Wherever a line holds the word "name", copy that line from the data.

(Data records for software interfaces)
━━━━━━━━━━━━━━━━━━━━━━━━━━━━━━

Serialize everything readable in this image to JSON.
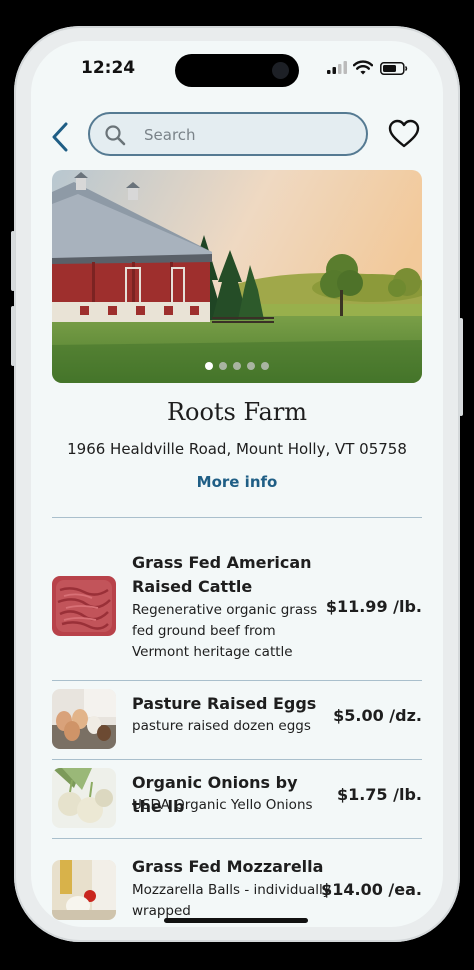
{
  "status_bar": {
    "time": "12:24"
  },
  "search": {
    "placeholder": "Search"
  },
  "farm": {
    "name": "Roots Farm",
    "address": "1966 Healdville Road, Mount Holly, VT 05758",
    "more_info": "More info"
  },
  "carousel": {
    "count": 5,
    "active_index": 0
  },
  "products": [
    {
      "name": "Grass Fed American Raised Cattle",
      "description": "Regenerative organic grass fed ground beef from Vermont heritage cattle",
      "price": "$11.99 /lb."
    },
    {
      "name": "Pasture Raised Eggs",
      "description": "pasture raised dozen eggs",
      "price": "$5.00 /dz."
    },
    {
      "name": "Organic Onions by the lb",
      "description": "USDA Organic Yello Onions",
      "price": "$1.75 /lb."
    },
    {
      "name": "Grass Fed Mozzarella",
      "description": "Mozzarella Balls - individually wrapped",
      "price": "$14.00 /ea."
    }
  ],
  "colors": {
    "accent": "#1f5e85",
    "search_border": "#557a92",
    "background": "#f3f8f8",
    "divider": "#a9bfcc"
  },
  "icons": [
    "back-chevron-icon",
    "search-icon",
    "heart-icon",
    "signal-icon",
    "wifi-icon",
    "battery-icon"
  ]
}
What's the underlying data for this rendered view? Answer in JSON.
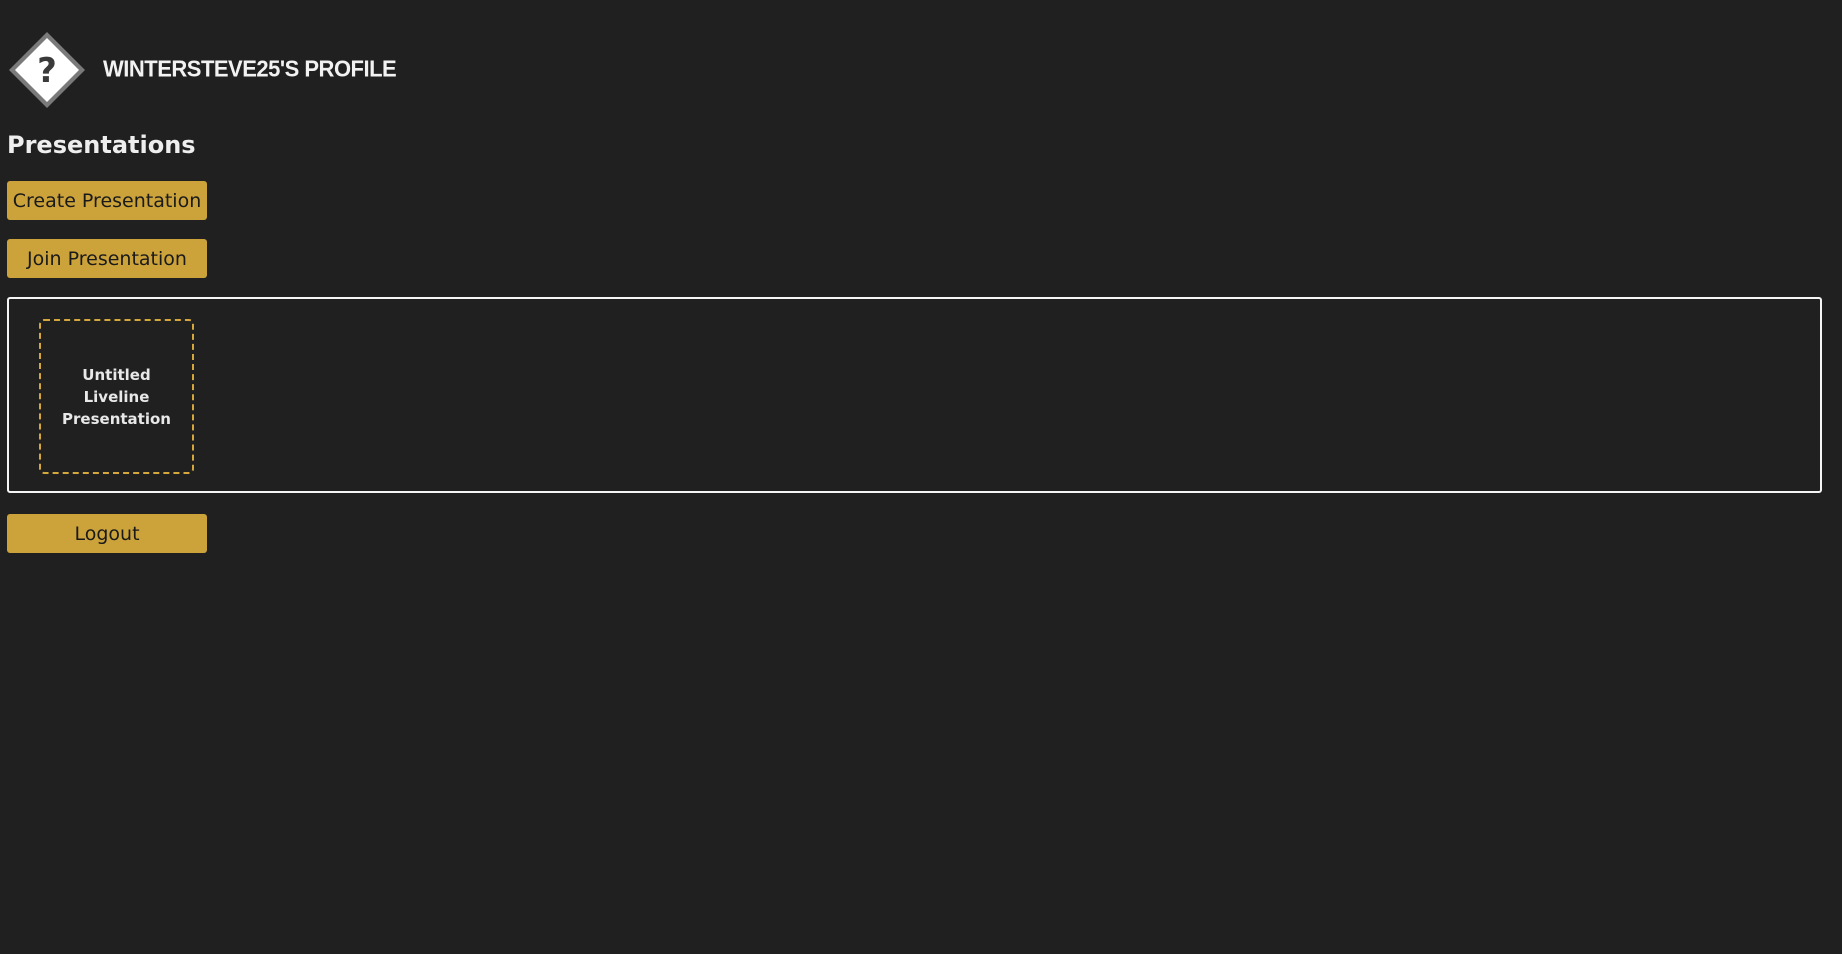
{
  "profile": {
    "title": "WINTERSTEVE25'S PROFILE",
    "avatar_icon": "question-mark-diamond-icon"
  },
  "presentations": {
    "heading": "Presentations",
    "create_label": "Create Presentation",
    "join_label": "Join Presentation",
    "items": [
      {
        "title": "Untitled Liveline Presentation"
      }
    ]
  },
  "logout_label": "Logout",
  "colors": {
    "background": "#202020",
    "accent": "#cca33b",
    "card_border": "#d4a83c",
    "list_border": "#f5f5f5"
  }
}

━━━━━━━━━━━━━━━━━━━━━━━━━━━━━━

● Final answer
    "name": "Roots Farm",
      "name": "Grass Fed American Raised Cattle",
      "name": "Pasture Raised Eggs",
      "name": "Organic Onions by the lb",
      "name": "Grass Fed Mozzarella",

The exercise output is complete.